__What needs to be done__.
Output all the data exactly. Pictures do not belong in the copy.

__The input__.
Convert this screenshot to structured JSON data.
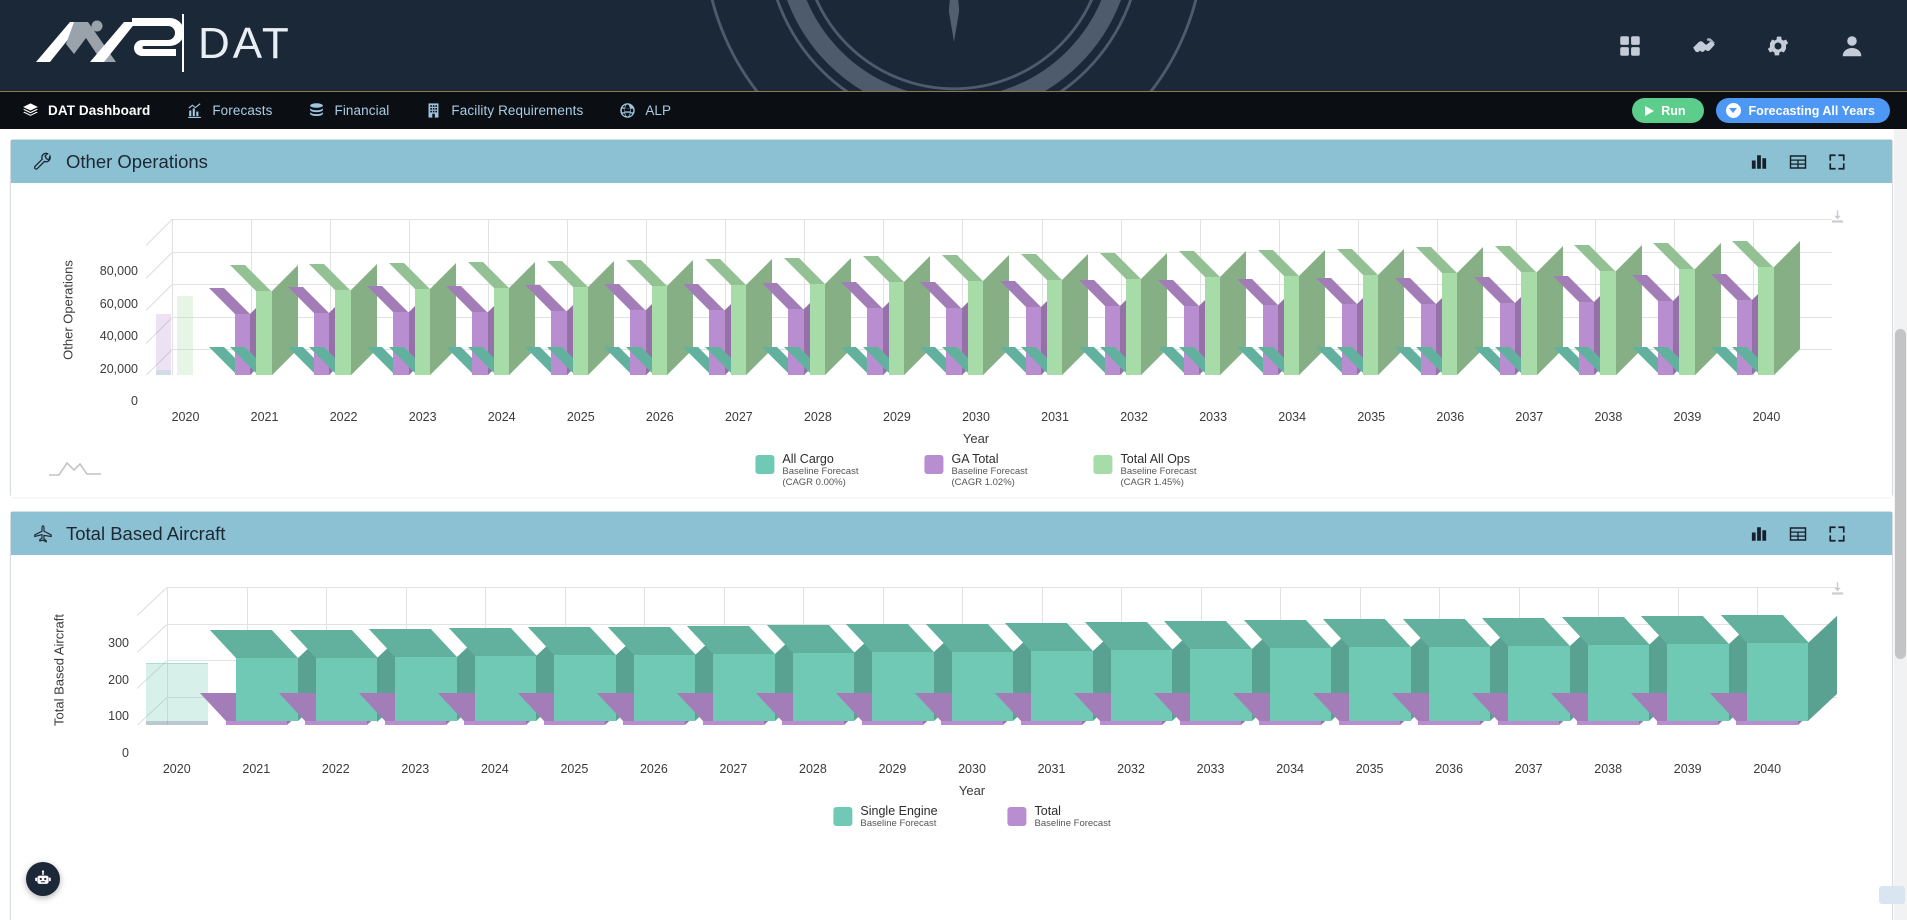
{
  "header": {
    "brand_primary": "NAS",
    "brand_secondary": "DAT",
    "background_icon": "compass-rose-watermark",
    "actions": [
      {
        "name": "apps-grid-icon",
        "label": "Apps"
      },
      {
        "name": "handshake-icon",
        "label": "Partners"
      },
      {
        "name": "gear-icon",
        "label": "Settings"
      },
      {
        "name": "user-avatar-icon",
        "label": "Account"
      }
    ]
  },
  "nav": {
    "items": [
      {
        "label": "DAT Dashboard",
        "icon": "layers-icon",
        "active": true
      },
      {
        "label": "Forecasts",
        "icon": "chart-trend-icon",
        "active": false
      },
      {
        "label": "Financial",
        "icon": "coins-stack-icon",
        "active": false
      },
      {
        "label": "Facility Requirements",
        "icon": "building-icon",
        "active": false
      },
      {
        "label": "ALP",
        "icon": "globe-icon",
        "active": false
      }
    ],
    "run_button": {
      "label": "Run",
      "icon": "play-icon",
      "color": "#5ccd8a"
    },
    "forecast_button": {
      "label": "Forecasting All Years",
      "icon": "chevron-down-circle-icon",
      "color": "#4d97f5"
    }
  },
  "panels": [
    {
      "title": "Other Operations",
      "icon": "wrench-icon",
      "tools": [
        {
          "name": "bar-chart-view-icon"
        },
        {
          "name": "table-view-icon"
        },
        {
          "name": "fullscreen-icon"
        }
      ],
      "download_icon": "download-icon"
    },
    {
      "title": "Total Based Aircraft",
      "icon": "aircraft-icon",
      "tools": [
        {
          "name": "bar-chart-view-icon"
        },
        {
          "name": "table-view-icon"
        },
        {
          "name": "fullscreen-icon"
        }
      ],
      "download_icon": "download-icon"
    }
  ],
  "chart_data": [
    {
      "type": "bar",
      "title": "Other Operations",
      "xlabel": "Year",
      "ylabel": "Other Operations",
      "ylim": [
        0,
        80000
      ],
      "yticks": [
        0,
        20000,
        40000,
        60000,
        80000
      ],
      "ytick_labels": [
        "0",
        "20,000",
        "40,000",
        "60,000",
        "80,000"
      ],
      "grid": true,
      "legend_position": "bottom",
      "categories": [
        "2020",
        "2021",
        "2022",
        "2023",
        "2024",
        "2025",
        "2026",
        "2027",
        "2028",
        "2029",
        "2030",
        "2031",
        "2032",
        "2033",
        "2034",
        "2035",
        "2036",
        "2037",
        "2038",
        "2039",
        "2040"
      ],
      "series": [
        {
          "name": "All Cargo",
          "sublabel": "Baseline Forecast",
          "cagr": "(CAGR 0.00%)",
          "color": "#6fc9b4",
          "values": [
            1200,
            1200,
            1200,
            1200,
            1200,
            1200,
            1200,
            1200,
            1200,
            1200,
            1200,
            1200,
            1200,
            1200,
            1200,
            1200,
            1200,
            1200,
            1200,
            1200,
            1200
          ]
        },
        {
          "name": "GA Total",
          "sublabel": "Baseline Forecast",
          "cagr": "(CAGR 1.02%)",
          "color": "#b98ed1",
          "values": [
            37500,
            37800,
            38200,
            38600,
            39000,
            39400,
            39800,
            40200,
            40600,
            41000,
            41400,
            41800,
            42200,
            42700,
            43100,
            43600,
            44000,
            44500,
            44900,
            45400,
            45900
          ]
        },
        {
          "name": "Total All Ops",
          "sublabel": "Baseline Forecast",
          "cagr": "(CAGR 1.45%)",
          "color": "#a7dba7",
          "values": [
            48500,
            51500,
            52400,
            53000,
            53600,
            54300,
            54900,
            55600,
            56300,
            57000,
            57800,
            58500,
            59300,
            60100,
            60900,
            61700,
            62600,
            63400,
            64300,
            65200,
            66200
          ]
        }
      ]
    },
    {
      "type": "bar",
      "title": "Total Based Aircraft",
      "xlabel": "Year",
      "ylabel": "Total Based Aircraft",
      "ylim": [
        0,
        300
      ],
      "yticks": [
        0,
        100,
        200,
        300
      ],
      "ytick_labels": [
        "0",
        "100",
        "200",
        "300"
      ],
      "grid": true,
      "legend_position": "bottom",
      "categories": [
        "2020",
        "2021",
        "2022",
        "2023",
        "2024",
        "2025",
        "2026",
        "2027",
        "2028",
        "2029",
        "2030",
        "2031",
        "2032",
        "2033",
        "2034",
        "2035",
        "2036",
        "2037",
        "2038",
        "2039",
        "2040"
      ],
      "series": [
        {
          "name": "Single Engine",
          "sublabel": "Baseline Forecast",
          "cagr": "",
          "color": "#6fc9b4",
          "values": [
            168,
            176,
            178,
            180,
            182,
            184,
            186,
            188,
            190,
            192,
            194,
            196,
            198,
            201,
            203,
            205,
            207,
            210,
            212,
            215,
            217
          ]
        },
        {
          "name": "Total",
          "sublabel": "Baseline Forecast",
          "cagr": "",
          "color": "#b98ed1",
          "values": [
            24,
            25,
            25,
            25,
            25,
            26,
            26,
            26,
            26,
            26,
            27,
            27,
            27,
            27,
            27,
            28,
            28,
            28,
            28,
            28,
            29
          ]
        }
      ]
    }
  ],
  "chat_fab": {
    "name": "robot-assistant-icon",
    "label": "Assistant"
  },
  "sparkline": {
    "name": "sparkline-thumbnail"
  }
}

__Answer for this exercise__.
Convert this screenshot to structured JSON data.
{
  "header": {
    "brand_primary": "NAS",
    "brand_secondary": "DAT",
    "background_icon": "compass-rose-watermark",
    "actions": [
      {
        "name": "apps-grid-icon",
        "label": "Apps"
      },
      {
        "name": "handshake-icon",
        "label": "Partners"
      },
      {
        "name": "gear-icon",
        "label": "Settings"
      },
      {
        "name": "user-avatar-icon",
        "label": "Account"
      }
    ]
  },
  "nav": {
    "items": [
      {
        "label": "DAT Dashboard",
        "icon": "layers-icon",
        "active": true
      },
      {
        "label": "Forecasts",
        "icon": "chart-trend-icon",
        "active": false
      },
      {
        "label": "Financial",
        "icon": "coins-stack-icon",
        "active": false
      },
      {
        "label": "Facility Requirements",
        "icon": "building-icon",
        "active": false
      },
      {
        "label": "ALP",
        "icon": "globe-icon",
        "active": false
      }
    ],
    "run_button": {
      "label": "Run",
      "icon": "play-icon",
      "color": "#5ccd8a"
    },
    "forecast_button": {
      "label": "Forecasting All Years",
      "icon": "chevron-down-circle-icon",
      "color": "#4d97f5"
    }
  },
  "panels": [
    {
      "title": "Other Operations",
      "icon": "wrench-icon",
      "tools": [
        {
          "name": "bar-chart-view-icon"
        },
        {
          "name": "table-view-icon"
        },
        {
          "name": "fullscreen-icon"
        }
      ],
      "download_icon": "download-icon"
    },
    {
      "title": "Total Based Aircraft",
      "icon": "aircraft-icon",
      "tools": [
        {
          "name": "bar-chart-view-icon"
        },
        {
          "name": "table-view-icon"
        },
        {
          "name": "fullscreen-icon"
        }
      ],
      "download_icon": "download-icon"
    }
  ],
  "chart_data": [
    {
      "type": "bar",
      "title": "Other Operations",
      "xlabel": "Year",
      "ylabel": "Other Operations",
      "ylim": [
        0,
        80000
      ],
      "yticks": [
        0,
        20000,
        40000,
        60000,
        80000
      ],
      "ytick_labels": [
        "0",
        "20,000",
        "40,000",
        "60,000",
        "80,000"
      ],
      "grid": true,
      "legend_position": "bottom",
      "categories": [
        "2020",
        "2021",
        "2022",
        "2023",
        "2024",
        "2025",
        "2026",
        "2027",
        "2028",
        "2029",
        "2030",
        "2031",
        "2032",
        "2033",
        "2034",
        "2035",
        "2036",
        "2037",
        "2038",
        "2039",
        "2040"
      ],
      "series": [
        {
          "name": "All Cargo",
          "sublabel": "Baseline Forecast",
          "cagr": "(CAGR 0.00%)",
          "color": "#6fc9b4",
          "values": [
            1200,
            1200,
            1200,
            1200,
            1200,
            1200,
            1200,
            1200,
            1200,
            1200,
            1200,
            1200,
            1200,
            1200,
            1200,
            1200,
            1200,
            1200,
            1200,
            1200,
            1200
          ]
        },
        {
          "name": "GA Total",
          "sublabel": "Baseline Forecast",
          "cagr": "(CAGR 1.02%)",
          "color": "#b98ed1",
          "values": [
            37500,
            37800,
            38200,
            38600,
            39000,
            39400,
            39800,
            40200,
            40600,
            41000,
            41400,
            41800,
            42200,
            42700,
            43100,
            43600,
            44000,
            44500,
            44900,
            45400,
            45900
          ]
        },
        {
          "name": "Total All Ops",
          "sublabel": "Baseline Forecast",
          "cagr": "(CAGR 1.45%)",
          "color": "#a7dba7",
          "values": [
            48500,
            51500,
            52400,
            53000,
            53600,
            54300,
            54900,
            55600,
            56300,
            57000,
            57800,
            58500,
            59300,
            60100,
            60900,
            61700,
            62600,
            63400,
            64300,
            65200,
            66200
          ]
        }
      ]
    },
    {
      "type": "bar",
      "title": "Total Based Aircraft",
      "xlabel": "Year",
      "ylabel": "Total Based Aircraft",
      "ylim": [
        0,
        300
      ],
      "yticks": [
        0,
        100,
        200,
        300
      ],
      "ytick_labels": [
        "0",
        "100",
        "200",
        "300"
      ],
      "grid": true,
      "legend_position": "bottom",
      "categories": [
        "2020",
        "2021",
        "2022",
        "2023",
        "2024",
        "2025",
        "2026",
        "2027",
        "2028",
        "2029",
        "2030",
        "2031",
        "2032",
        "2033",
        "2034",
        "2035",
        "2036",
        "2037",
        "2038",
        "2039",
        "2040"
      ],
      "series": [
        {
          "name": "Single Engine",
          "sublabel": "Baseline Forecast",
          "cagr": "",
          "color": "#6fc9b4",
          "values": [
            168,
            176,
            178,
            180,
            182,
            184,
            186,
            188,
            190,
            192,
            194,
            196,
            198,
            201,
            203,
            205,
            207,
            210,
            212,
            215,
            217
          ]
        },
        {
          "name": "Total",
          "sublabel": "Baseline Forecast",
          "cagr": "",
          "color": "#b98ed1",
          "values": [
            24,
            25,
            25,
            25,
            25,
            26,
            26,
            26,
            26,
            26,
            27,
            27,
            27,
            27,
            27,
            28,
            28,
            28,
            28,
            28,
            29
          ]
        }
      ]
    }
  ],
  "chat_fab": {
    "name": "robot-assistant-icon",
    "label": "Assistant"
  },
  "sparkline": {
    "name": "sparkline-thumbnail"
  }
}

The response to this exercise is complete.